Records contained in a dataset
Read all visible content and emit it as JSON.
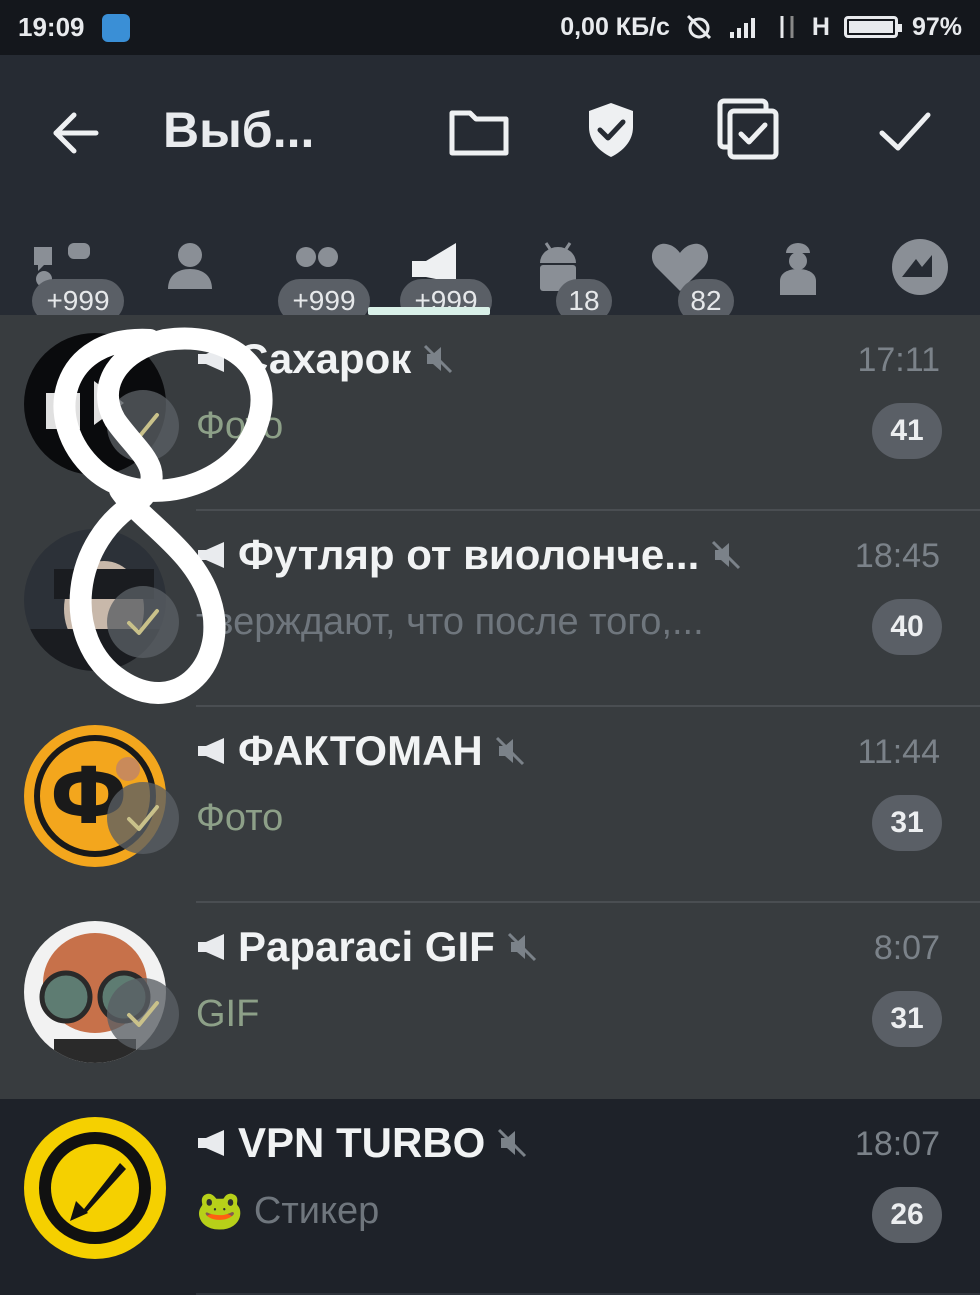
{
  "status_bar": {
    "time": "19:09",
    "speed": "0,00 КБ/с",
    "network": "H",
    "battery": "97%"
  },
  "toolbar": {
    "title": "Выб...",
    "icons": [
      "back-arrow-icon",
      "folder-icon",
      "shield-check-icon",
      "select-all-icon",
      "confirm-check-icon"
    ]
  },
  "tabs": [
    {
      "icon": "all-chats-icon",
      "badge": "+999"
    },
    {
      "icon": "person-icon",
      "badge": ""
    },
    {
      "icon": "group-icon",
      "badge": "+999"
    },
    {
      "icon": "channel-icon",
      "badge": "+999",
      "active": true
    },
    {
      "icon": "bot-icon",
      "badge": "18"
    },
    {
      "icon": "heart-icon",
      "badge": "82"
    },
    {
      "icon": "admin-icon",
      "badge": ""
    },
    {
      "icon": "custom-tab-icon",
      "badge": ""
    }
  ],
  "chats": [
    {
      "name": "Сахарок",
      "time": "17:11",
      "preview": "Фото",
      "count": "41",
      "selected": true
    },
    {
      "name": "Футляр от виолонче...",
      "time": "18:45",
      "preview": "тверждают, что после того,...",
      "count": "40",
      "selected": true
    },
    {
      "name": "ФАКТОМАН",
      "time": "11:44",
      "preview": "Фото",
      "count": "31",
      "selected": true
    },
    {
      "name": "Paparaci GIF",
      "time": "8:07",
      "preview": "GIF",
      "count": "31",
      "selected": true
    },
    {
      "name": "VPN TURBO",
      "time": "18:07",
      "preview": "🐸 Стикер",
      "count": "26",
      "selected": false
    }
  ],
  "colors": {
    "toolbar_bg": "#262b33",
    "selected_row_bg": "#383c3f",
    "badge_bg": "#5a5f66",
    "tab_indicator": "#d9f0e8"
  }
}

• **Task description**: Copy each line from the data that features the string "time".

• **Reply to the exercise**:
    "time": "19:09",
      "time": "17:11",
      "time": "18:45",
      "time": "11:44",
      "time": "8:07",
      "time": "18:07",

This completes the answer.